··· SOURCE RECORDS

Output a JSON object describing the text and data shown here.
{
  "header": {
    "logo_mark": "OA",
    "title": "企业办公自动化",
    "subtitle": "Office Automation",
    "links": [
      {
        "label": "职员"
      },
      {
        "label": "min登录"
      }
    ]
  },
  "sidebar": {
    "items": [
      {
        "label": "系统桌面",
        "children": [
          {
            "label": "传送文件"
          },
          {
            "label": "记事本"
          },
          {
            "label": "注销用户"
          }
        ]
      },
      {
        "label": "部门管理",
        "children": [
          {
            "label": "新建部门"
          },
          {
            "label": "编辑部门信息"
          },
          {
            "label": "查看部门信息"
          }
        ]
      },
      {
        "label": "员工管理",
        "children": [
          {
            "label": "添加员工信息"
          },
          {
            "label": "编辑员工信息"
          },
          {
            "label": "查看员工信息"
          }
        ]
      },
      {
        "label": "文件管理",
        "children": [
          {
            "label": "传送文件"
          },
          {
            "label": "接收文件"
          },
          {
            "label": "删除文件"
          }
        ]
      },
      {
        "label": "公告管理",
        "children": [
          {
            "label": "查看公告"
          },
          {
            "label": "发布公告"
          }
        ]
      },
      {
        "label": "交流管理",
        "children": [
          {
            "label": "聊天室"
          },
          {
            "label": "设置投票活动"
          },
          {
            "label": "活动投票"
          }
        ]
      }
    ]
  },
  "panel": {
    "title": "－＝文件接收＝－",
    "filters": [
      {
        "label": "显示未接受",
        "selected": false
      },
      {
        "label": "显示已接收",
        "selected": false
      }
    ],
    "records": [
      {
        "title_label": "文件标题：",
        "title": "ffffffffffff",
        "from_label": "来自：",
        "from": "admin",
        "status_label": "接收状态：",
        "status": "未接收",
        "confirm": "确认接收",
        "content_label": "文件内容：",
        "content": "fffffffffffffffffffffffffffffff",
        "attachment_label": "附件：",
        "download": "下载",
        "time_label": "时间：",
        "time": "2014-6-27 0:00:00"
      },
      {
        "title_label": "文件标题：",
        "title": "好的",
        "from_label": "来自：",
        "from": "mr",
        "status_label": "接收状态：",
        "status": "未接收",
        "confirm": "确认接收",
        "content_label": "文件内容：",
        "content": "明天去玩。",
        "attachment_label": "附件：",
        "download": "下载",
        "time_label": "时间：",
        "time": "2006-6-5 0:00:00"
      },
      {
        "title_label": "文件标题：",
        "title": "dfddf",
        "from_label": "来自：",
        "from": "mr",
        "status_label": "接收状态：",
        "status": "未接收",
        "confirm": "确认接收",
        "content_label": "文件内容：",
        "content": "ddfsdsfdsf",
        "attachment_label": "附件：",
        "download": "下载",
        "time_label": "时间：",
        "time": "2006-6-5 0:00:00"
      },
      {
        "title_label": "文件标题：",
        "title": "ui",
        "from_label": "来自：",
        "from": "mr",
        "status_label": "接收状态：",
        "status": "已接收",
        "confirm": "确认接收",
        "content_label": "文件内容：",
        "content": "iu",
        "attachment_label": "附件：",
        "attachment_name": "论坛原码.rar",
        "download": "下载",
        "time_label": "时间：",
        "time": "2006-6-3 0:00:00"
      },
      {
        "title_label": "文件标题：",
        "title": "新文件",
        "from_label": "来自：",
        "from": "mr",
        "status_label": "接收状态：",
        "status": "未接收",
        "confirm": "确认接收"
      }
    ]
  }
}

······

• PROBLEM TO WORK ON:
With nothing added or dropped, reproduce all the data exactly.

• RESULT OF THE EXERCISE:
Output a JSON object describing the text and data shown here.
{
  "header": {
    "logo_mark": "OA",
    "title": "企业办公自动化",
    "subtitle": "Office Automation",
    "links": [
      {
        "label": "职员"
      },
      {
        "label": "min登录"
      }
    ]
  },
  "sidebar": {
    "items": [
      {
        "label": "系统桌面",
        "children": [
          {
            "label": "传送文件"
          },
          {
            "label": "记事本"
          },
          {
            "label": "注销用户"
          }
        ]
      },
      {
        "label": "部门管理",
        "children": [
          {
            "label": "新建部门"
          },
          {
            "label": "编辑部门信息"
          },
          {
            "label": "查看部门信息"
          }
        ]
      },
      {
        "label": "员工管理",
        "children": [
          {
            "label": "添加员工信息"
          },
          {
            "label": "编辑员工信息"
          },
          {
            "label": "查看员工信息"
          }
        ]
      },
      {
        "label": "文件管理",
        "children": [
          {
            "label": "传送文件"
          },
          {
            "label": "接收文件"
          },
          {
            "label": "删除文件"
          }
        ]
      },
      {
        "label": "公告管理",
        "children": [
          {
            "label": "查看公告"
          },
          {
            "label": "发布公告"
          }
        ]
      },
      {
        "label": "交流管理",
        "children": [
          {
            "label": "聊天室"
          },
          {
            "label": "设置投票活动"
          },
          {
            "label": "活动投票"
          }
        ]
      }
    ]
  },
  "panel": {
    "title": "－＝文件接收＝－",
    "filters": [
      {
        "label": "显示未接受",
        "selected": false
      },
      {
        "label": "显示已接收",
        "selected": false
      }
    ],
    "records": [
      {
        "title_label": "文件标题：",
        "title": "ffffffffffff",
        "from_label": "来自：",
        "from": "admin",
        "status_label": "接收状态：",
        "status": "未接收",
        "confirm": "确认接收",
        "content_label": "文件内容：",
        "content": "fffffffffffffffffffffffffffffff",
        "attachment_label": "附件：",
        "download": "下载",
        "time_label": "时间：",
        "time": "2014-6-27 0:00:00"
      },
      {
        "title_label": "文件标题：",
        "title": "好的",
        "from_label": "来自：",
        "from": "mr",
        "status_label": "接收状态：",
        "status": "未接收",
        "confirm": "确认接收",
        "content_label": "文件内容：",
        "content": "明天去玩。",
        "attachment_label": "附件：",
        "download": "下载",
        "time_label": "时间：",
        "time": "2006-6-5 0:00:00"
      },
      {
        "title_label": "文件标题：",
        "title": "dfddf",
        "from_label": "来自：",
        "from": "mr",
        "status_label": "接收状态：",
        "status": "未接收",
        "confirm": "确认接收",
        "content_label": "文件内容：",
        "content": "ddfsdsfdsf",
        "attachment_label": "附件：",
        "download": "下载",
        "time_label": "时间：",
        "time": "2006-6-5 0:00:00"
      },
      {
        "title_label": "文件标题：",
        "title": "ui",
        "from_label": "来自：",
        "from": "mr",
        "status_label": "接收状态：",
        "status": "已接收",
        "confirm": "确认接收",
        "content_label": "文件内容：",
        "content": "iu",
        "attachment_label": "附件：",
        "attachment_name": "论坛原码.rar",
        "download": "下载",
        "time_label": "时间：",
        "time": "2006-6-3 0:00:00"
      },
      {
        "title_label": "文件标题：",
        "title": "新文件",
        "from_label": "来自：",
        "from": "mr",
        "status_label": "接收状态：",
        "status": "未接收",
        "confirm": "确认接收"
      }
    ]
  }
}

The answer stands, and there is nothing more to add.